The kissing number of a sphere is 12. This led Fejes Tóth (1943) to conjecture that in any unit sphere packing, the volume of any Voronoi cell around any sphere is at least as large as a regular dodecahedron of inradius 1. This statement is now known as the dodecahedral conjecture. It implies a bound of on the packing density for sphere packing, and thus provides a bound on the densest possible sphere packing. It is not, however, sufficient to establish the Kepler conjecture (which implies ).

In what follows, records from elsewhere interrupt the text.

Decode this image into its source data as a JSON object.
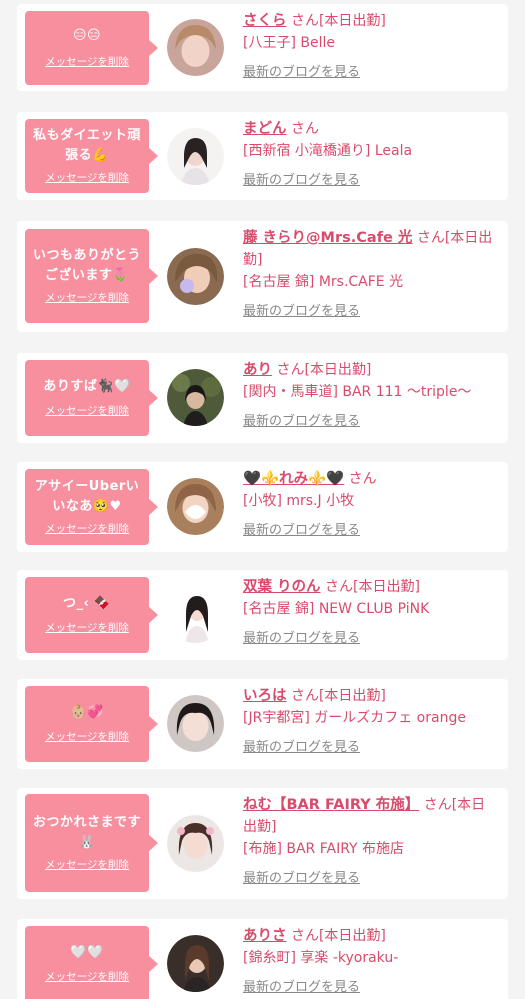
{
  "common": {
    "delete_label": "メッセージを削除",
    "blog_label": "最新のブログを見る",
    "san": "さん",
    "today": "[本日出勤]"
  },
  "items": [
    {
      "message": "😑😑",
      "name": "さくら",
      "suffix": "さん[本日出勤]",
      "shop": "[八王子] Belle"
    },
    {
      "message": "私もダイエット頑張る💪",
      "name": "まどん",
      "suffix": "さん",
      "shop": "[西新宿 小滝橋通り] Leala"
    },
    {
      "message": "いつもありがとうございます🌷",
      "name": "藤 きらり@Mrs.Cafe 光",
      "suffix": "さん[本日出勤]",
      "shop": "[名古屋 錦] Mrs.CAFE 光"
    },
    {
      "message": "ありすば🐈‍⬛🤍",
      "name": "あり",
      "suffix": "さん[本日出勤]",
      "shop": "[関内・馬車道] BAR 111 〜triple〜"
    },
    {
      "message": "アサイーUberいいなあ🥺♥",
      "name": "🖤⚜️れみ⚜️🖤",
      "suffix": "さん",
      "shop": "[小牧] mrs.J 小牧"
    },
    {
      "message": "つ_‹ 🍫",
      "name": "双葉 りのん",
      "suffix": "さん[本日出勤]",
      "shop": "[名古屋 錦] NEW CLUB PiNK"
    },
    {
      "message": "👶🏼💞",
      "name": "いろは",
      "suffix": "さん[本日出勤]",
      "shop": "[JR宇都宮] ガールズカフェ orange"
    },
    {
      "message": "おつかれさまです🐰",
      "name": "ねむ【BAR FAIRY 布施】",
      "suffix": "さん[本日出勤]",
      "shop": "[布施] BAR FAIRY 布施店"
    },
    {
      "message": "🤍🤍",
      "name": "ありさ",
      "suffix": "さん[本日出勤]",
      "shop": "[錦糸町] 享楽 -kyoraku-"
    }
  ],
  "colors": {
    "bubble": "#f78f9f",
    "name": "#d94b6c",
    "background": "#f4f4f4",
    "card": "#ffffff"
  }
}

See alsoKepler Conjecture, Kelvin's Conjecture, Kissing Number, Sphere Packing
Explore with Wolfram|Alpha
ReferencesBezdek, K. "Isoperimetric Inequalities and the Dodecahedral Conjecture." Int. J. Math. 6, 759-780, 1997.Fejes Tóth, L. "Über die dichteste Kugellagerung." Math. Z. 48, 676-684, 1943.Fejes Tóth, L. Regular Figures. Oxford, England: Pergamon Press, pp. 263-300, 1964.Hales, T. C. and McLaughlin, S. "A Proof of the Dodecahedral Conjecture." 5 Jun 2002. http://arxiv.org/abs/math.MG/9811079.Muder, D. J. "Putting the Best Face on a Voronoi Polyhedron." Proc. London Math. Soc. 56, 329-348, 1988.Muder, D. J. "A New Bound on the Local Density of Sphere Packings." Disc. Comp. Geom. 10, 351-375, 1993.
Referenced on Wolfram|AlphaDodecahedral Conjecture
Cite this as:
Weisstein, Eric W. "Dodecahedral Conjecture." From MathWorld--A Wolfram Web Resource. https://mathworld.wolfram.com/DodecahedralConjecture.html